Rudyard Kipling in A Book of Words

The role of error in innovation

The British economist William Stanley Jevons in 1874:

It would be an error to suppose that the great discoverer seizes at once upon the truth, or has any unerring method of divining it. In all probability the errors of the great mind exceed in number those of the less vigorous one. Fertility of imagination and abundance of guesses at truth are among the first requisites of discovery; but the erroneous guesses must be many times as numerous as those that prove well founded. The weakest analogies, the most whimsical notions, the most apparently absurd theories, may pass through the teeming brain, and no record remain of more than the hundredth part.

From Steven Johnson's Where Good Ideas Come From: The Natural History of Innovation:

“The errors of the great mind exceed in number those of the less vigorous one.” This is not merely statistics.

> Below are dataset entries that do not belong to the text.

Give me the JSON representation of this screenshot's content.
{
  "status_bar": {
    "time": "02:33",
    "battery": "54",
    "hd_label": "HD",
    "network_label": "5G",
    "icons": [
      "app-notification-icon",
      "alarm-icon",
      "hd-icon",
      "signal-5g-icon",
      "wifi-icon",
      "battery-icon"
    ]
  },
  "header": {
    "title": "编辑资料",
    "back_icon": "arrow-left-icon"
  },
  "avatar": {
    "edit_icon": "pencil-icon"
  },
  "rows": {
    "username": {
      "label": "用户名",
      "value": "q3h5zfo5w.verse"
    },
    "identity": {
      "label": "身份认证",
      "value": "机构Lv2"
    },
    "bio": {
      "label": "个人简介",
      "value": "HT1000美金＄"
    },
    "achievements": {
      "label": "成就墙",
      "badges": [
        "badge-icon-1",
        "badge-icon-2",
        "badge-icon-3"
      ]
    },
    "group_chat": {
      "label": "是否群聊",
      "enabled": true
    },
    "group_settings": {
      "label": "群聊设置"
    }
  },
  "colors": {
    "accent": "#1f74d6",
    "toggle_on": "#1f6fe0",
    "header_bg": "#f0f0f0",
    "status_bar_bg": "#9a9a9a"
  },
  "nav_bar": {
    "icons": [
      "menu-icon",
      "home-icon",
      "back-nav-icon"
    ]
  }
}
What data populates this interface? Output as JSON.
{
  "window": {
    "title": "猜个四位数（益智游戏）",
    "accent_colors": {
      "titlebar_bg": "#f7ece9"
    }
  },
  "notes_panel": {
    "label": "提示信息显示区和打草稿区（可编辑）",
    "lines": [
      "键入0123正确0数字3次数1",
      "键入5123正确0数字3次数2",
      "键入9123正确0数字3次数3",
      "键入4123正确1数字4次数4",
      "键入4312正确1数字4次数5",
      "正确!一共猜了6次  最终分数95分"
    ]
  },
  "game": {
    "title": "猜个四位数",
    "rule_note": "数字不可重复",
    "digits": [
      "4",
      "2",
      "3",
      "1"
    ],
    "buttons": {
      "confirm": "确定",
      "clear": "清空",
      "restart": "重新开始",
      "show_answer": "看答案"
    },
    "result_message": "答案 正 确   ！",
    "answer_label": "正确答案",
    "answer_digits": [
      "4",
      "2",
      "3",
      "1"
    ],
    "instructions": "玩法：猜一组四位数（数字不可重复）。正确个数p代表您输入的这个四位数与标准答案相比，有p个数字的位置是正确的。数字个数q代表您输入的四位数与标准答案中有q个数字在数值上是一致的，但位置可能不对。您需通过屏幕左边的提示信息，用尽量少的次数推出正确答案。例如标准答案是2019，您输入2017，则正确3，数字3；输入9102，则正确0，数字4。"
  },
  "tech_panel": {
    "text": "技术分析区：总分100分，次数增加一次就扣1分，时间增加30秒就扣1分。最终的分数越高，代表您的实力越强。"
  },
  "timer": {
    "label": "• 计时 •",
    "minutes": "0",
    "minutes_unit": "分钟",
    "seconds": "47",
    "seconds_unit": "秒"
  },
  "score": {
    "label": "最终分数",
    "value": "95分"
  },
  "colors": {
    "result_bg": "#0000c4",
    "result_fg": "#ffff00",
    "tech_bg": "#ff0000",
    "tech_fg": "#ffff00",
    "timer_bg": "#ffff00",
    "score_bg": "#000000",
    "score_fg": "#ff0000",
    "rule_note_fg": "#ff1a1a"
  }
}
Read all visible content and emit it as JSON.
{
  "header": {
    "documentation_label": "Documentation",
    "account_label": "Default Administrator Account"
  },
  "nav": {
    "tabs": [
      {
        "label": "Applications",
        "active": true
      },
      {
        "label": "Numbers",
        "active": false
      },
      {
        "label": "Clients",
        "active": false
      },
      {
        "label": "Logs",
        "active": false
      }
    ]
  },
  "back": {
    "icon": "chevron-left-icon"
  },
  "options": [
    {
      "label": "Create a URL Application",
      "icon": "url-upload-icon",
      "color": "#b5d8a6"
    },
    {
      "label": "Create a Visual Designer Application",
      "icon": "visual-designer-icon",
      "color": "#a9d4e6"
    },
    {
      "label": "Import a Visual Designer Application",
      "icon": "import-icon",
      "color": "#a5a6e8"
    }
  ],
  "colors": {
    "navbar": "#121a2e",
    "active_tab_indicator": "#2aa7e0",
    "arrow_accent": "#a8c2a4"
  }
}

It is not that the pioneering thinkers are simply more productive than less “vigorous” ones, generating more ideas overall, both good and bad. Some historical studies of patent records have in fact shown that overall productivity correlates with radial breakthroughs in science and technology, that sheer quantity ultimately leads to quality. But Jevons is making a more subtle case for the role of error in innovation, because error is not simply a phrase you have to suffer through on the way to genius. Error often creates a path that leads you out of your comfortable assumptions.

Thomas Khun makes a similar argument for the role of error in Scientific advancement.

And, of course, without error evolution would stagnate. We'd be nothing more than a perfect copy, incapable of adaptation. Luckily, however, DNA—whether in the code itself or in copying mistakes—is susceptible to error so we are always testing new combinations out. “Most of the time,” Johnson writes, “these errors lead to disastrous outcomes, or have no effect whatsoever. But every now and then, a mutation opens up a new wing of the adjacent possible. From an evolutionary perspective, it's not enough to say “to err is human.” Error is what made humans possible in the first place.”

Still curious? Susan Rosenbery found that “stress” dramatically increases the mutation rates of bacteria.

Ignorance Increases the Further Away you Are

While I'm not sure of the math, I enjoyed this quote from Mobs, Messiahs, and Markets: Surviving the Public Spectacle in Finance and Politics:

Ignorance increases the square of the distance from a given event, so the odds that things won't work out the way you expect must be multiplied by the squares of all the intervening events.

It reminded me of what Peter Bevelin Wrote in Seeking Wisdom:

The more independent steps that are involved in achieving a scenarios, the more opportunities for failure and the less likely it is that the scenario will happen. We often underestimate the number of steps, people, and decisions involved.

Add to this that we often forget that the reliability of a system is a function of the whole system. The weakest link sets the upper limit for the whole chain.